**What to produce:**
Your answer should be the lines of the data below that contain "grenzfragen".

**Data records:**
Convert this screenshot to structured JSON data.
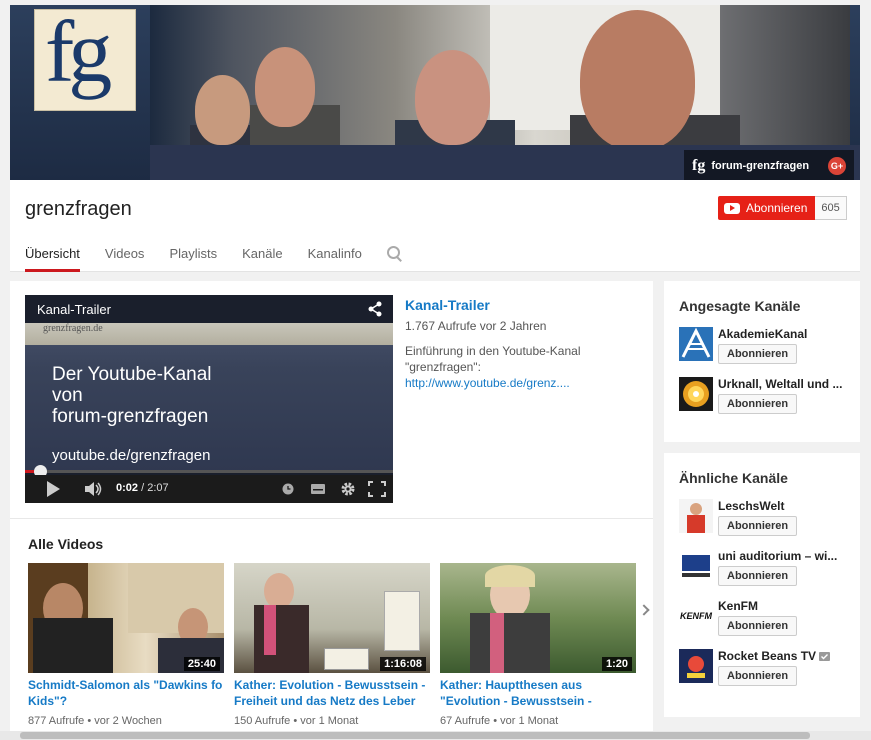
{
  "banner": {
    "logo_text": "fg",
    "link_label": "forum-grenzfragen",
    "gplus_label": "G+"
  },
  "header": {
    "channel_name": "grenzfragen",
    "subscribe_label": "Abonnieren",
    "subscriber_count": "605",
    "tabs": [
      "Übersicht",
      "Videos",
      "Playlists",
      "Kanäle",
      "Kanalinfo"
    ]
  },
  "player": {
    "title": "Kanal-Trailer",
    "band_text": "grenzfragen.de",
    "slide_lines": [
      "Der Youtube-Kanal",
      "von",
      "forum-grenzfragen"
    ],
    "slide_url": "youtube.de/grenzfragen",
    "time_current": "0:02",
    "time_total": "/ 2:07",
    "progress_fraction": 0.01
  },
  "trailer": {
    "title": "Kanal-Trailer",
    "meta": "1.767 Aufrufe  vor 2 Jahren",
    "desc": "Einführung in den Youtube-Kanal \"grenzfragen\":",
    "link": "http://www.youtube.de/grenz...."
  },
  "all_videos": {
    "title": "Alle Videos",
    "items": [
      {
        "title": "Schmidt-Salomon als \"Dawkins fo Kids\"?",
        "duration": "25:40",
        "views": "877 Aufrufe",
        "age": "vor 2 Wochen"
      },
      {
        "title": "Kather: Evolution - Bewusstsein - Freiheit und das Netz des Leber",
        "duration": "1:16:08",
        "views": "150 Aufrufe",
        "age": "vor 1 Monat"
      },
      {
        "title": "Kather: Hauptthesen aus \"Evolution - Bewusstsein - Freih…",
        "duration": "1:20",
        "views": "67 Aufrufe",
        "age": "vor 1 Monat"
      }
    ]
  },
  "featured": {
    "title": "Angesagte Kanäle",
    "channels": [
      {
        "name": "AkademieKanal",
        "button": "Abonnieren"
      },
      {
        "name": "Urknall, Weltall und ...",
        "button": "Abonnieren"
      }
    ]
  },
  "related": {
    "title": "Ähnliche Kanäle",
    "channels": [
      {
        "name": "LeschsWelt",
        "button": "Abonnieren"
      },
      {
        "name": "uni auditorium – wi...",
        "button": "Abonnieren"
      },
      {
        "name": "KenFM",
        "button": "Abonnieren",
        "avatar_text": "KENFM"
      },
      {
        "name": "Rocket Beans TV",
        "button": "Abonnieren"
      }
    ]
  },
  "colors": {
    "accent": "#cc181e",
    "link": "#167ac6",
    "subscribe": "#e62117"
  }
}
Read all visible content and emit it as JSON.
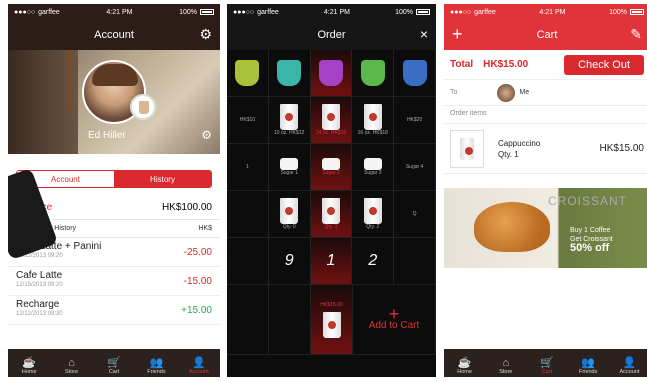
{
  "status": {
    "carrier": "garffee",
    "time": "4:21 PM",
    "battery": "100%"
  },
  "account": {
    "title": "Account",
    "user_name": "Ed Hiller",
    "seg": {
      "account": "Account",
      "history": "History"
    },
    "balance_label": "Balance",
    "balance_value": "HK$100.00",
    "tx_head_label": "Transaction History",
    "tx_head_unit": "HK$",
    "transactions": [
      {
        "name": "Cafe Latte + Panini",
        "date": "12/12/2013 09:20",
        "amount": "-25.00"
      },
      {
        "name": "Cafe Latte",
        "date": "12/15/2013 09:20",
        "amount": "-15.00"
      },
      {
        "name": "Recharge",
        "date": "12/12/2013 09:30",
        "amount": "+15.00"
      }
    ]
  },
  "order": {
    "title": "Order",
    "close_icon": "×",
    "size_labels": [
      "HK$10",
      "10 oz. HK$12",
      "14 oz. HK$16",
      "16 oz. HK$18",
      "HK$20"
    ],
    "sugar_labels": [
      "1",
      "Sugar 1",
      "Sugar 2",
      "Sugar 3",
      "Sugar 4"
    ],
    "qty_labels": [
      "",
      "Qty. 0",
      "Qty. 1",
      "Qty. 2",
      "Q"
    ],
    "qty_numbers": [
      "",
      "9",
      "1",
      "2",
      ""
    ],
    "bottom_price": "HK$15.00",
    "add_to_cart": "Add to Cart",
    "add_plus": "+"
  },
  "cart": {
    "title": "Cart",
    "total_label": "Total",
    "total_value": "HK$15.00",
    "checkout": "Check Out",
    "to_label": "To",
    "to_name": "Me",
    "order_items": "Order items",
    "item_name": "Cappuccino",
    "item_qty": "Qty. 1",
    "item_price": "HK$15.00",
    "promo_brand": "CROISSANT",
    "promo_line1": "Buy 1 Coffee",
    "promo_line2": "Get Croissant",
    "promo_line3": "50% off"
  },
  "tabs": [
    "Home",
    "Store",
    "Cart",
    "Friends",
    "Account"
  ],
  "capsule_colors": [
    "#a9c23a",
    "#3bb5a8",
    "#a542c4",
    "#5ab94a",
    "#3a6ec4"
  ]
}
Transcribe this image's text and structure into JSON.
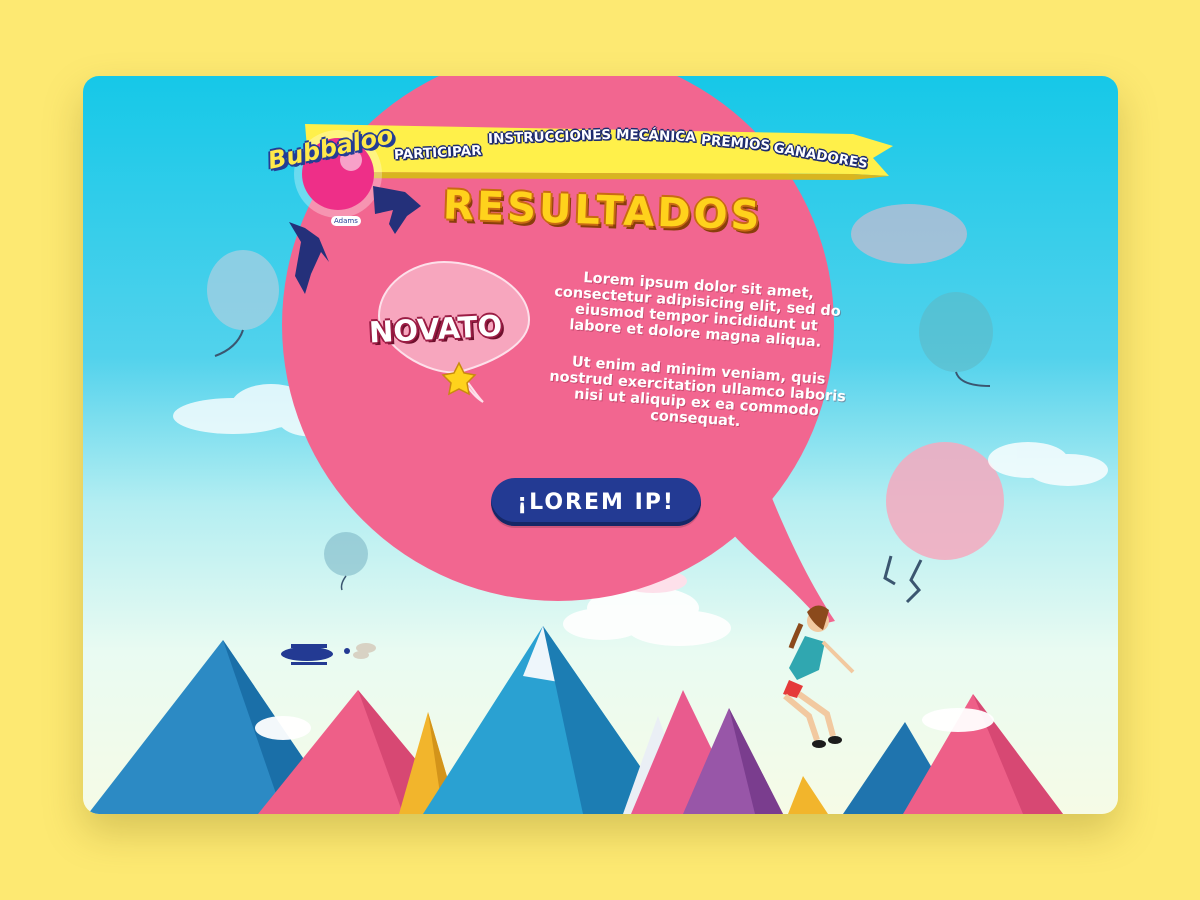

**The completed task:**
    "link_label": "forum-grenzfragen",
    "channel_name": "grenzfragen",
    "band_text": "grenzfragen.de",
      "forum-grenzfragen"
    "slide_url": "youtube.de/grenzfragen",
    "desc": "Einführung in den Youtube-Kanal \"grenzfragen\":",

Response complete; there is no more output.